    I currently use rsync to make incremental backups based on what is changed. I use the backup feature of rsync by configuring it to move replaced or deleted files into an “arch/YYYY-mm-dd” directory. The current copy of the backed up file tree is in “sync”. Both “arch” and “sync” are in a directory designated for each backup configuration.

    The primary problem is these backups get very large, with many millions of files. What rsync does is collect all the names of all the files into memory before doing any real transfers of data. This is putting a lot of memory stress on the source (to be backed up) and target (where backups are saved) systems.

    I believe such memory hogging is really not needed. At any one time, the most that should be needed is to keep the names of all files in each of the directory levels down to the one where the backup activity is currently working … not the entire tree. So I am looking for something that can do these things rsync does, but without doing this reading of all files in the entire tree.

    There is also a secondary problem. I want to make a backup of the backup. This is resulting in double transfers. Because files in “sync” (on the target, which is now the source for this secondary backup) get moved to “arch” when replaced, the new target gets these files transferred to it as new files in “arch”, even though it has a copy in “sync”. I tried the –fuzzy option on rsync to see if it would find the duplicate “somewhere else”. This has not worked.

    If a new program is made to specifically deal with this, and synchronize primary backups to secondary backups with a minimum of transferred data (replicate the previous moves), that would be great. But it will still need to do smart data-incremental transfers where files being replaced still have most of the old data just like rsync was originally designed for.

    If there is no such existing program, is there any interest in one being developed that focuses on incremental primary and secondary backups?

    1. Totally depends on what OS you are on.. but somewhat coincidentally I have been putting together a utility program running on electronJS to do just that.

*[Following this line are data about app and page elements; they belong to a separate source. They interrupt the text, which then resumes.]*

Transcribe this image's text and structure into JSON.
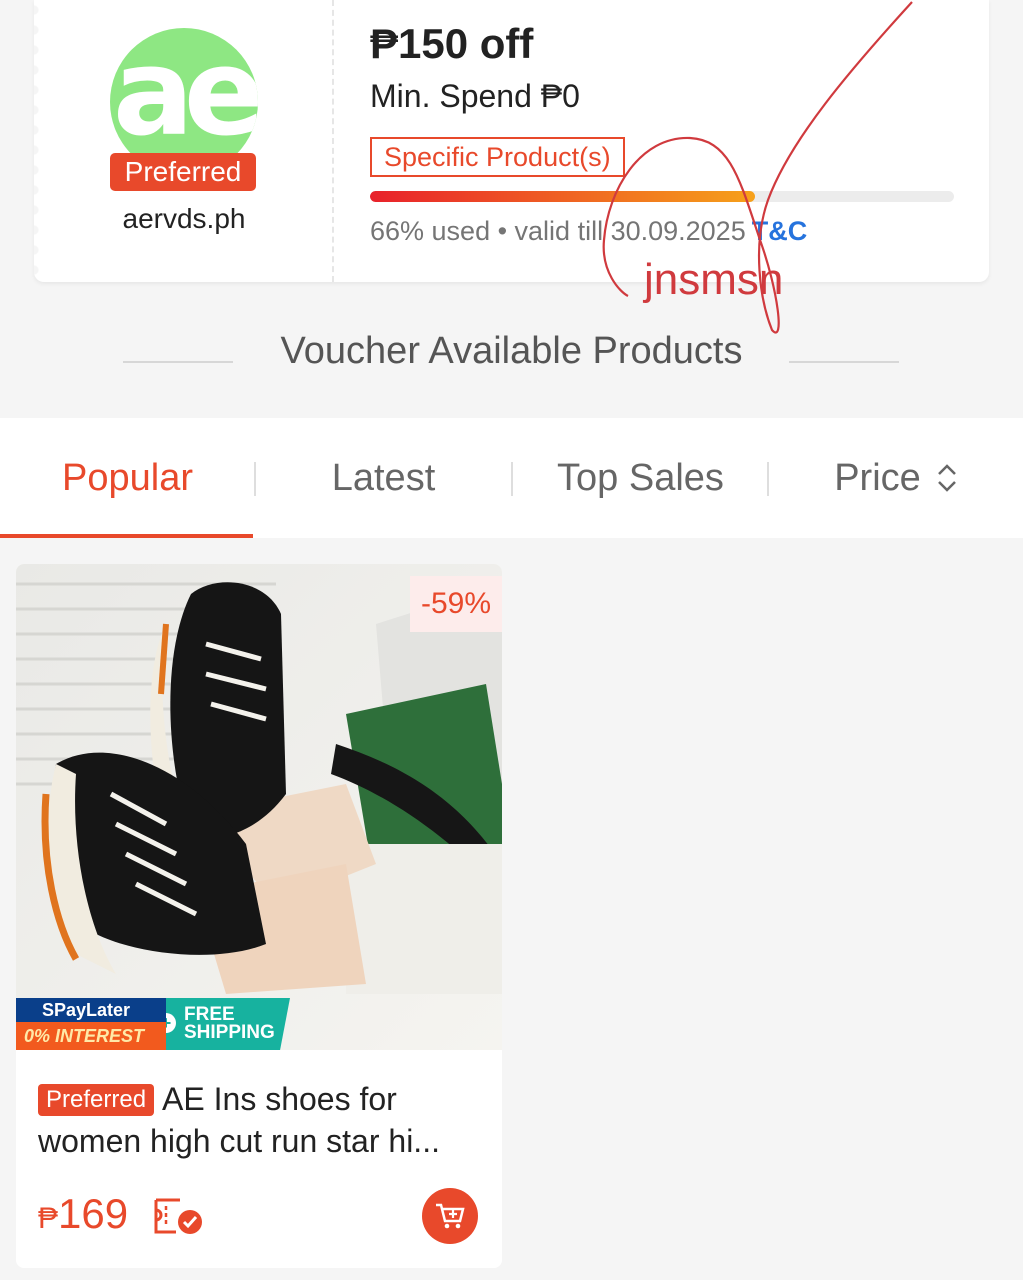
{
  "voucher": {
    "logo_text": "ae",
    "badge": "Preferred",
    "shop_name": "aervds.ph",
    "title": "₱150 off",
    "min_spend": "Min. Spend ₱0",
    "tag": "Specific Product(s)",
    "usage_percent": 66,
    "usage_text": "66% used • valid till 30.09.2025",
    "tc_label": "T&C"
  },
  "annotation": {
    "scribble": "jnsmsn",
    "color": "#d03a3e"
  },
  "section": {
    "heading": "Voucher Available Products"
  },
  "tabs": [
    {
      "label": "Popular",
      "active": true
    },
    {
      "label": "Latest",
      "active": false
    },
    {
      "label": "Top Sales",
      "active": false
    },
    {
      "label": "Price",
      "active": false,
      "icon": "sort-arrows-icon"
    }
  ],
  "product": {
    "discount": "-59%",
    "spaylater_top": "SPayLater",
    "spaylater_bottom": "0% INTEREST",
    "free_shipping_1": "FREE",
    "free_shipping_2": "SHIPPING",
    "badge": "Preferred",
    "title_line1": "AE Ins shoes for",
    "title_line2": "women high cut run star hi...",
    "currency": "₱",
    "price": "169"
  },
  "colors": {
    "accent": "#e8492b",
    "link": "#2673dd",
    "logo_green": "#8ee783"
  }
}
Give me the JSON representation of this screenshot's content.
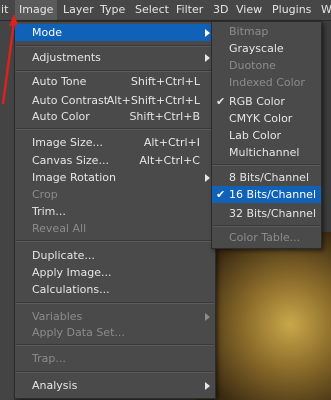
{
  "menubar": {
    "items": [
      {
        "label": "lit"
      },
      {
        "label": "Image"
      },
      {
        "label": "Layer"
      },
      {
        "label": "Type"
      },
      {
        "label": "Select"
      },
      {
        "label": "Filter"
      },
      {
        "label": "3D"
      },
      {
        "label": "View"
      },
      {
        "label": "Plugins"
      },
      {
        "label": "W"
      }
    ]
  },
  "image_menu": {
    "items": [
      {
        "label": "Mode"
      },
      {
        "label": "Adjustments"
      },
      {
        "label": "Auto Tone",
        "shortcut": "Shift+Ctrl+L"
      },
      {
        "label": "Auto Contrast",
        "shortcut": "Alt+Shift+Ctrl+L"
      },
      {
        "label": "Auto Color",
        "shortcut": "Shift+Ctrl+B"
      },
      {
        "label": "Image Size...",
        "shortcut": "Alt+Ctrl+I"
      },
      {
        "label": "Canvas Size...",
        "shortcut": "Alt+Ctrl+C"
      },
      {
        "label": "Image Rotation"
      },
      {
        "label": "Crop"
      },
      {
        "label": "Trim..."
      },
      {
        "label": "Reveal All"
      },
      {
        "label": "Duplicate..."
      },
      {
        "label": "Apply Image..."
      },
      {
        "label": "Calculations..."
      },
      {
        "label": "Variables"
      },
      {
        "label": "Apply Data Set..."
      },
      {
        "label": "Trap..."
      },
      {
        "label": "Analysis"
      }
    ]
  },
  "mode_submenu": {
    "items": [
      {
        "label": "Bitmap"
      },
      {
        "label": "Grayscale"
      },
      {
        "label": "Duotone"
      },
      {
        "label": "Indexed Color"
      },
      {
        "label": "RGB Color"
      },
      {
        "label": "CMYK Color"
      },
      {
        "label": "Lab Color"
      },
      {
        "label": "Multichannel"
      },
      {
        "label": "8 Bits/Channel"
      },
      {
        "label": "16 Bits/Channel"
      },
      {
        "label": "32 Bits/Channel"
      },
      {
        "label": "Color Table..."
      }
    ],
    "check_glyph": "✔"
  },
  "colors": {
    "highlight": "#0f62b8",
    "annotation": "#e0201b"
  }
}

      On Windows ViceVersa does precisely what you want.

Leave a Reply

Your email address will not be published. Required fields are marked *